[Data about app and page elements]

Content starts

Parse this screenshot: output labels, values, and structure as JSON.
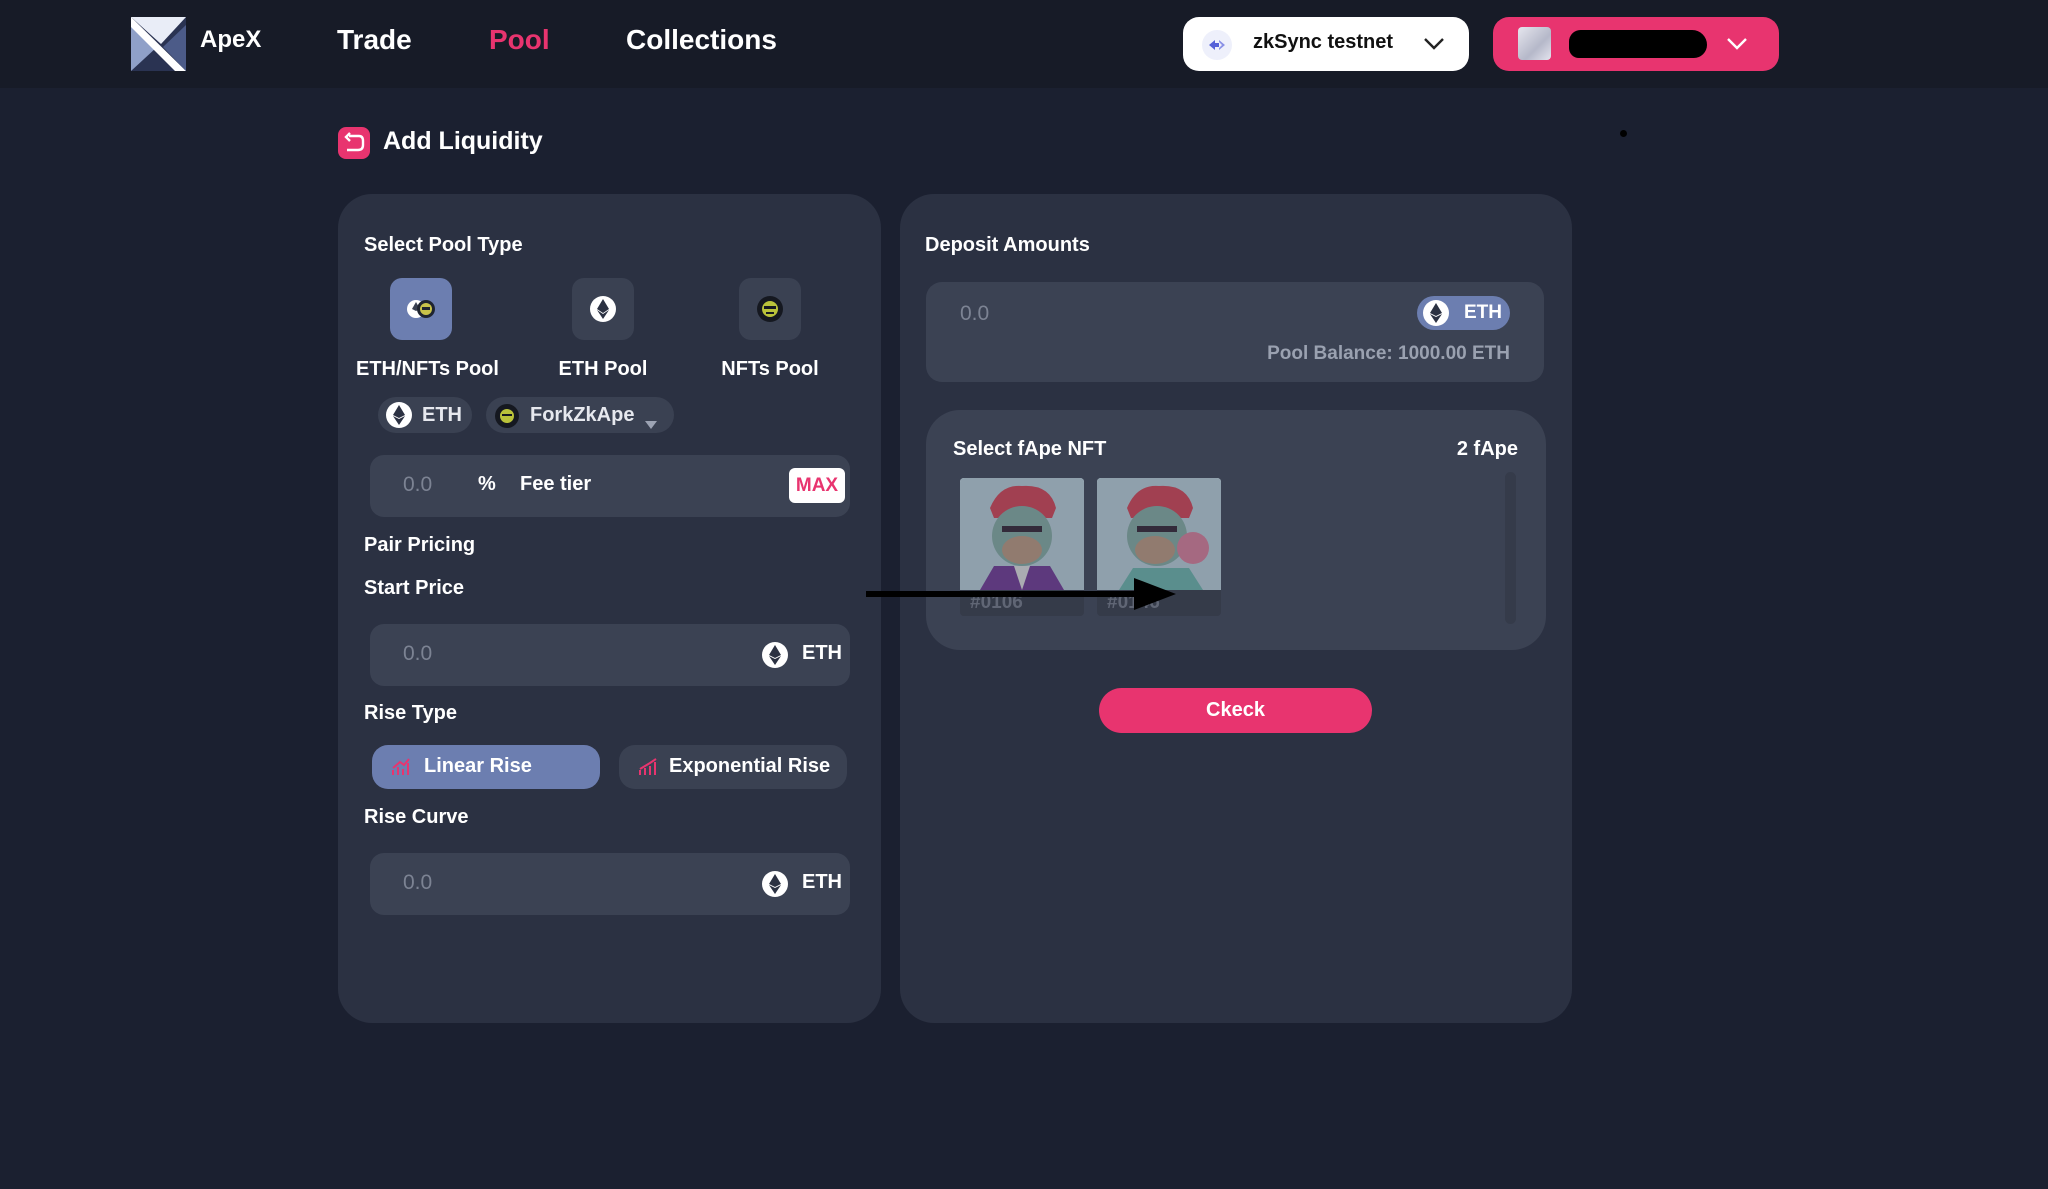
{
  "header": {
    "logo_text": "ApeX",
    "nav": [
      {
        "label": "Trade",
        "active": false
      },
      {
        "label": "Pool",
        "active": true
      },
      {
        "label": "Collections",
        "active": false
      }
    ],
    "network_label": "zkSync testnet",
    "accent_color": "#e8346f"
  },
  "page": {
    "title": "Add Liquidity"
  },
  "left_card": {
    "pool_type_label": "Select Pool Type",
    "pool_types": [
      {
        "label": "ETH/NFTs Pool",
        "selected": true,
        "icon": "eth-nft-icon"
      },
      {
        "label": "ETH Pool",
        "selected": false,
        "icon": "eth-icon"
      },
      {
        "label": "NFTs Pool",
        "selected": false,
        "icon": "ape-icon"
      }
    ],
    "token_chip": "ETH",
    "collection_chip": "ForkZkApe",
    "fee_placeholder": "0.0",
    "fee_percent": "%",
    "fee_label": "Fee tier",
    "max_label": "MAX",
    "pair_pricing_label": "Pair Pricing",
    "start_price_label": "Start Price",
    "start_price_placeholder": "0.0",
    "start_price_unit": "ETH",
    "rise_type_label": "Rise Type",
    "rise_types": [
      {
        "label": "Linear Rise",
        "selected": true
      },
      {
        "label": "Exponential Rise",
        "selected": false
      }
    ],
    "rise_curve_label": "Rise Curve",
    "rise_curve_placeholder": "0.0",
    "rise_curve_unit": "ETH"
  },
  "right_card": {
    "deposit_label": "Deposit Amounts",
    "deposit_placeholder": "0.0",
    "deposit_token": "ETH",
    "pool_balance": "Pool Balance: 1000.00 ETH",
    "nft_select_label": "Select fApe NFT",
    "nft_count": "2 fApe",
    "nfts": [
      {
        "id": "#0106"
      },
      {
        "id": "#0146"
      }
    ],
    "check_label": "Ckeck"
  }
}
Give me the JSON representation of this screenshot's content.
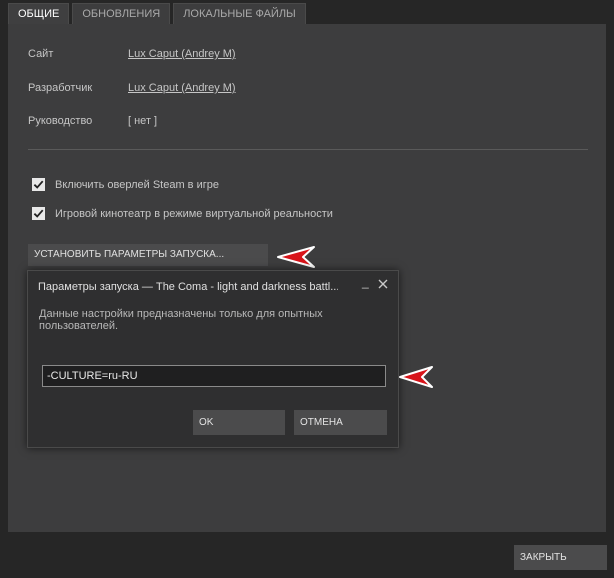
{
  "tabs": [
    {
      "label": "ОБЩИЕ"
    },
    {
      "label": "ОБНОВЛЕНИЯ"
    },
    {
      "label": "ЛОКАЛЬНЫЕ ФАЙЛЫ"
    }
  ],
  "general": {
    "site_label": "Сайт",
    "site_value": "Lux Caput (Andrey M)",
    "developer_label": "Разработчик",
    "developer_value": "Lux Caput (Andrey M)",
    "manual_label": "Руководство",
    "manual_value": "[ нет ]",
    "overlay_label": "Включить оверлей Steam в игре",
    "overlay_checked": true,
    "vr_label": "Игровой кинотеатр в режиме виртуальной реальности",
    "vr_checked": true,
    "launch_options_button": "УСТАНОВИТЬ ПАРАМЕТРЫ ЗАПУСКА..."
  },
  "dialog": {
    "title": "Параметры запуска — The Coma - light and darkness battl...",
    "description": "Данные настройки предназначены только для опытных пользователей.",
    "input_value": "-CULTURE=ru-RU",
    "ok_label": "OK",
    "cancel_label": "ОТМЕНА",
    "minimize_glyph": "_"
  },
  "footer": {
    "close_button": "ЗАКРЫТЬ"
  },
  "colors": {
    "arrow": "#d8141a",
    "panel": "#3d3d3e",
    "background": "#262626"
  }
}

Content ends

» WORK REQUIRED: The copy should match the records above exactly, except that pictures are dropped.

» OUTPUT BELOW:
Parse this screenshot: output labels, values, and structure as JSON.
{
  "header": {
    "logo_text": "ApeX",
    "nav": [
      {
        "label": "Trade",
        "active": false
      },
      {
        "label": "Pool",
        "active": true
      },
      {
        "label": "Collections",
        "active": false
      }
    ],
    "network_label": "zkSync testnet",
    "accent_color": "#e8346f"
  },
  "page": {
    "title": "Add Liquidity"
  },
  "left_card": {
    "pool_type_label": "Select Pool Type",
    "pool_types": [
      {
        "label": "ETH/NFTs Pool",
        "selected": true,
        "icon": "eth-nft-icon"
      },
      {
        "label": "ETH Pool",
        "selected": false,
        "icon": "eth-icon"
      },
      {
        "label": "NFTs Pool",
        "selected": false,
        "icon": "ape-icon"
      }
    ],
    "token_chip": "ETH",
    "collection_chip": "ForkZkApe",
    "fee_placeholder": "0.0",
    "fee_percent": "%",
    "fee_label": "Fee tier",
    "max_label": "MAX",
    "pair_pricing_label": "Pair Pricing",
    "start_price_label": "Start Price",
    "start_price_placeholder": "0.0",
    "start_price_unit": "ETH",
    "rise_type_label": "Rise Type",
    "rise_types": [
      {
        "label": "Linear Rise",
        "selected": true
      },
      {
        "label": "Exponential Rise",
        "selected": false
      }
    ],
    "rise_curve_label": "Rise Curve",
    "rise_curve_placeholder": "0.0",
    "rise_curve_unit": "ETH"
  },
  "right_card": {
    "deposit_label": "Deposit Amounts",
    "deposit_placeholder": "0.0",
    "deposit_token": "ETH",
    "pool_balance": "Pool Balance: 1000.00 ETH",
    "nft_select_label": "Select fApe NFT",
    "nft_count": "2 fApe",
    "nfts": [
      {
        "id": "#0106"
      },
      {
        "id": "#0146"
      }
    ],
    "check_label": "Ckeck"
  }
}
Give me the JSON representation of this screenshot's content.
{
  "tabs": [
    {
      "label": "ОБЩИЕ"
    },
    {
      "label": "ОБНОВЛЕНИЯ"
    },
    {
      "label": "ЛОКАЛЬНЫЕ ФАЙЛЫ"
    }
  ],
  "general": {
    "site_label": "Сайт",
    "site_value": "Lux Caput (Andrey M)",
    "developer_label": "Разработчик",
    "developer_value": "Lux Caput (Andrey M)",
    "manual_label": "Руководство",
    "manual_value": "[ нет ]",
    "overlay_label": "Включить оверлей Steam в игре",
    "overlay_checked": true,
    "vr_label": "Игровой кинотеатр в режиме виртуальной реальности",
    "vr_checked": true,
    "launch_options_button": "УСТАНОВИТЬ ПАРАМЕТРЫ ЗАПУСКА..."
  },
  "dialog": {
    "title": "Параметры запуска — The Coma - light and darkness battl...",
    "description": "Данные настройки предназначены только для опытных пользователей.",
    "input_value": "-CULTURE=ru-RU",
    "ok_label": "OK",
    "cancel_label": "ОТМЕНА",
    "minimize_glyph": "_"
  },
  "footer": {
    "close_button": "ЗАКРЫТЬ"
  },
  "colors": {
    "arrow": "#d8141a",
    "panel": "#3d3d3e",
    "background": "#262626"
  }
}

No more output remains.